WBNS, which is now continuously streaming newscasts via OTT, is one of a number of broadcasters and newspapers that are now experimenting with local or regional services on the OTT platform. Others include Tegna, Raycom, Graham Media and Scripps.
The legacy media are determined not to be caught on the back foot by yet another powerful digital trend.
“You have to be where the eyeballs are going,” says Guy Tasaka, chief digital officer for Calkins Media, which developed an OTT platform for its media properties and is now selling it to others. “OTT is where the bulk of viewers are and will be, and if you’re not there, you’ll lose the audience to someone who is.”
The services tend to resemble each other in the broad strokes. They comprise linear channels of news and other content, much of it locally produced, supplemented by some of the same programming available on demand.
To receive the services, consumers must download an app onto their smartphones or smart TVs that have built-in OTT software that links the sets to the internet. Consumers without a smart TV need set-top boxes or dongles like Roku, Amazon and Apple TV.
According to MarketingCharts, four in 10 U.S. households own an OTT streaming device.
These OTT services mostly aren’t generating much revenue yet, but some broadcasters see serious potential down the line, along with content development opportunities they’ve never had on their own airwaves.
“Who’s to say whether all consumers will eventually be OTT consumers or not?" asks Scripps’ Laura Tomlin, VP of digital operations. "We don’t know, but it would be a missed opportunity not to have our strong local brands in places where consumers are. It’s really important for us to be in that space and see how it develops.”
At The Local OTT Vanguard
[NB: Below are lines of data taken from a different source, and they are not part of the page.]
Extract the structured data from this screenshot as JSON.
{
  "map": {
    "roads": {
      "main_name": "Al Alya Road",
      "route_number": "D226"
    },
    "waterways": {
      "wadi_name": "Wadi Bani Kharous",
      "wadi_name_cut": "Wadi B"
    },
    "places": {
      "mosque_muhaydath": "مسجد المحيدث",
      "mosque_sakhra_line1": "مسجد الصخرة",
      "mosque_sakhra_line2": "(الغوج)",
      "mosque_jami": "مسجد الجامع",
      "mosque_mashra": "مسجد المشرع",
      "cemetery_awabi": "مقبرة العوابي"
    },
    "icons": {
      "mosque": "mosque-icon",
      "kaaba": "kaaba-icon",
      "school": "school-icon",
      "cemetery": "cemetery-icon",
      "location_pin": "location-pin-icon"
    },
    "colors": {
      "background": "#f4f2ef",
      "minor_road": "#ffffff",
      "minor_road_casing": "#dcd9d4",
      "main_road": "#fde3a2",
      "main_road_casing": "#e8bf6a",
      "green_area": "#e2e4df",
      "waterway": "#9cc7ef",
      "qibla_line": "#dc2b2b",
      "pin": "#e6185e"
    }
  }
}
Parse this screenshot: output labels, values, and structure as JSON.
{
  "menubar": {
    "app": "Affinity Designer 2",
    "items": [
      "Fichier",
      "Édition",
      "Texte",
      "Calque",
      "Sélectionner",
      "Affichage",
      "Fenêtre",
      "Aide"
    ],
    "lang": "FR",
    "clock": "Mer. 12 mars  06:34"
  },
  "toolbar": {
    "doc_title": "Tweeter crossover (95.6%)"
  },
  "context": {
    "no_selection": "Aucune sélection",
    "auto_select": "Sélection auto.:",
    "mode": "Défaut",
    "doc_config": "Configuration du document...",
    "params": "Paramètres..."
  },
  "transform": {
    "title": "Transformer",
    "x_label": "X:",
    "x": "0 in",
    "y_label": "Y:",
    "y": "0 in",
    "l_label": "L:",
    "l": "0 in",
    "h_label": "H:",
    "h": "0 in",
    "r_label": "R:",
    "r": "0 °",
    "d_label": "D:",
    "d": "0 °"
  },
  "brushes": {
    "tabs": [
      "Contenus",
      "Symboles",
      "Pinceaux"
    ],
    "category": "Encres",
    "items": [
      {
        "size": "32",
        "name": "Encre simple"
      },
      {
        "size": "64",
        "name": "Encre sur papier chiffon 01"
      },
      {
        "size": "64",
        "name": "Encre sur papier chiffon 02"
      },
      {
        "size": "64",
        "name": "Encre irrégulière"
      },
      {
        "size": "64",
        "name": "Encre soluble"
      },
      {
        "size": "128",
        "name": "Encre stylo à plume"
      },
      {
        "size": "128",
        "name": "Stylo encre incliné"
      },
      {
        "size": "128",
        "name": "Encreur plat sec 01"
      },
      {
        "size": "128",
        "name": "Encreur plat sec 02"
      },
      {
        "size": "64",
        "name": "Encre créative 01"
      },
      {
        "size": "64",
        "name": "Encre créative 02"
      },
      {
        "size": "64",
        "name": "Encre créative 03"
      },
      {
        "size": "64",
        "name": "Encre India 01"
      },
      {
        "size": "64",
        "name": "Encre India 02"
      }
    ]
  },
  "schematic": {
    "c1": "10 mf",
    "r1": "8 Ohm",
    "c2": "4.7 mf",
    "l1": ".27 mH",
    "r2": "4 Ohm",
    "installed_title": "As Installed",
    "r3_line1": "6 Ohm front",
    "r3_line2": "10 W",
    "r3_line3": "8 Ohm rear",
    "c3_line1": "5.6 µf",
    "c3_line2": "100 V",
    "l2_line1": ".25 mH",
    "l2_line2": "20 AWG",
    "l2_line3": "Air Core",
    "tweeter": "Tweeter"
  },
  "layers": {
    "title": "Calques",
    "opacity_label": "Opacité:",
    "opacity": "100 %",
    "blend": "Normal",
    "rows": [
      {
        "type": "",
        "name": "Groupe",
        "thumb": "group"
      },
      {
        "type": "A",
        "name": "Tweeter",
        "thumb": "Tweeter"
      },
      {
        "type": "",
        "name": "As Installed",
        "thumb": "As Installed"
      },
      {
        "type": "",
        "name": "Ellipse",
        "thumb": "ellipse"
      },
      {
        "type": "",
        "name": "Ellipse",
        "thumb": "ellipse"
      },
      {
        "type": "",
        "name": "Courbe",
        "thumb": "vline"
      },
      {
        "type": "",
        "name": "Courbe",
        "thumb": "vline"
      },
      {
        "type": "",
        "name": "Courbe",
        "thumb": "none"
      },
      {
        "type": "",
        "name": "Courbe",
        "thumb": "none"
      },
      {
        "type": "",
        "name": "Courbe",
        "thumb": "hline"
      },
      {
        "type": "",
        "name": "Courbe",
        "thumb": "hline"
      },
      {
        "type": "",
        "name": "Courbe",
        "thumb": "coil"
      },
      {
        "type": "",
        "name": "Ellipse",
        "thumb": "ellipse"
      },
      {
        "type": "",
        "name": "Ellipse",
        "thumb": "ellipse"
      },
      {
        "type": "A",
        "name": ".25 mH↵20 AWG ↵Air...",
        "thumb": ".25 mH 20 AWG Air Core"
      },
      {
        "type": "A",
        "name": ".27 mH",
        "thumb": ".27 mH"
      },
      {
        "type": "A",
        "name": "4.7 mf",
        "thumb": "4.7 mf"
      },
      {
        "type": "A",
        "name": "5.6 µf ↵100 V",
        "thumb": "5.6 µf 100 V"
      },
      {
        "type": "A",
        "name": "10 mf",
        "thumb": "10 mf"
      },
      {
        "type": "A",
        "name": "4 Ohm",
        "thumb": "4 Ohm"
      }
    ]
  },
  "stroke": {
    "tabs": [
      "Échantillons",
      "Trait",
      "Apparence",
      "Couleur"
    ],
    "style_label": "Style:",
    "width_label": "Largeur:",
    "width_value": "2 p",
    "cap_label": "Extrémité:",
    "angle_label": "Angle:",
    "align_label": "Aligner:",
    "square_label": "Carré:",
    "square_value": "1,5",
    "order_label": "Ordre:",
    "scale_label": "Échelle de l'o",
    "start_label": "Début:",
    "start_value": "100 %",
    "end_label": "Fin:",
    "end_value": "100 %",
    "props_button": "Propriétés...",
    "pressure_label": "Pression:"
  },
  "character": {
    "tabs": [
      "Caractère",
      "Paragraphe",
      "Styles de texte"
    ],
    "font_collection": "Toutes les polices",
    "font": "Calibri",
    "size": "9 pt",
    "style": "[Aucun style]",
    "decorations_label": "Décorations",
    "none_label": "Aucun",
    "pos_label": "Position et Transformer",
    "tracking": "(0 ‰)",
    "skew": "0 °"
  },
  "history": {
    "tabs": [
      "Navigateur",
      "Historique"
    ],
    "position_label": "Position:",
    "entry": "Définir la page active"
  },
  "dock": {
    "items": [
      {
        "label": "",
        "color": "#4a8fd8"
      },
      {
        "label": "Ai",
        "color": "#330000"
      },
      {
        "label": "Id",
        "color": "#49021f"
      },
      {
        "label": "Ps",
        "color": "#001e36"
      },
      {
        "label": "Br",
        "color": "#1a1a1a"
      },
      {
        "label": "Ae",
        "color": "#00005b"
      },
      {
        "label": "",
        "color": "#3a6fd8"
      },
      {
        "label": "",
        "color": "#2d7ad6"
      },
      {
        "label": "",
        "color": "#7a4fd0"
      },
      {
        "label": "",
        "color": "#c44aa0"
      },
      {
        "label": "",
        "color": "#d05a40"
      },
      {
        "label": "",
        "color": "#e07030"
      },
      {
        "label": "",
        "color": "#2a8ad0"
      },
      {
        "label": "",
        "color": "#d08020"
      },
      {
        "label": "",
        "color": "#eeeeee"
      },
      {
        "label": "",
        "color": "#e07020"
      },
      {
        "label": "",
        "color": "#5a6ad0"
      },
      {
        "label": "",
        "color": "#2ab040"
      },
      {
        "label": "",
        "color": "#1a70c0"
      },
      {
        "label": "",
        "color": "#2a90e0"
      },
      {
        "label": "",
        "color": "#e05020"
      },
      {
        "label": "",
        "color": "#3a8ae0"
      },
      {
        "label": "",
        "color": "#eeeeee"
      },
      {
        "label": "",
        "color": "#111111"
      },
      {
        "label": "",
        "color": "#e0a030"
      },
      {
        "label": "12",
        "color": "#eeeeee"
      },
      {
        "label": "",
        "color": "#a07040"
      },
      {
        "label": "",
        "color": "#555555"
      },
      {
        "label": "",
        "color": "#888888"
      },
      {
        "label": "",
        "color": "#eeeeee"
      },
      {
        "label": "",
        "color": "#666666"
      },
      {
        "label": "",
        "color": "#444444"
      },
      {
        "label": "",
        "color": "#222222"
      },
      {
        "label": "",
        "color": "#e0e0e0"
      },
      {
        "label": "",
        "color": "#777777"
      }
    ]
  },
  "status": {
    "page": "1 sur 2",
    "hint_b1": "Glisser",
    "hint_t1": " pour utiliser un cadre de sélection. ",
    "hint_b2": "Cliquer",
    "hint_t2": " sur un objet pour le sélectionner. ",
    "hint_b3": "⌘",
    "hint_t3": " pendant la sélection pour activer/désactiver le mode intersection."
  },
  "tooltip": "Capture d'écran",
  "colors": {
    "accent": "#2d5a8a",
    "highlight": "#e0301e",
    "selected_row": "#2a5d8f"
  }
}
As both a content and platform provider, Calkins was among the first to launch a full-blown local OTT service, at WWSB Sarasota, Fla. Its linear stream features original news and local magazine content replayed after the original airtime, along with syndicated content in areas where geographical restrictions don’t apply.
Calkins just sold WWSB and its two other small-market TV stations, but the buyer, Raycom Media, is maintaining the service and Calkins continues to forge ahead with OTT at all eight of its newspapers, including the Bucks County [Pa.] Courier Times, which runs original newscasts from newspaper staffers, thematically-arranged content and syndicated shows.
Tegna Media began streaming in June 2015, with each station offering a locally customized service. They include “a combination of local top news stories, the newscast as a live stream [and] unique local categories specific to each market,” says Frank Mungeam, VP of digital content.
Those original offerings include Land of 10,000 Stories for KARE Minneapolis, Grant McOmie’s Outdoors for KGW Portland, Ore., and Straight from the Heart for WBIR Knoxville, Tenn.
Raycom is working with an OTT platform from CMS provider Frankly to roll out services for its 62 stations. Live streaming will be augmented by news, lifestyle and sports content, including some original programming like The Southern Weekend, which the company runs on its own platforms as a digital-only feature.
“We’re creating a lot of Southeastern-oriented lifestyle content that creates the opportunity to do native ads within that,” says Joe Fiveash, SVP of digital and strategy.
Scripps has all 23 of its news-producing stations on an in-house-developed platform.
Dave Francois, senior director, product, says it runs all of its newscasts live, and most of it is delivered in VOD format, too. Each service also has a limited content integration with Newsy, the Scripps-owned, millennial-geared news service whose principal platform is its own OTT service.
Capitol Broadcasting's WRAL Raleigh, N.C., has been in the OTT game since 2015, streaming its live newscasts, Doppler radar and other locally produced programming, says John Conway, Capitol’s GM of digital platforms.
One of the more popular features has been live-streamed high school football games, of which six or seven are offered each week during the season. According to Conway, they are mostly low-production, single-camera affairs and inexpensive to put together, using part-time help or even the school’s own feed, though occasionally larger games will get the two or three-camera treatment and better production values.
It also offers a broad array of VOD choices — some 300-400 clips — ranging from consumer and entertainment franchises to loads of food-related content, Conway says.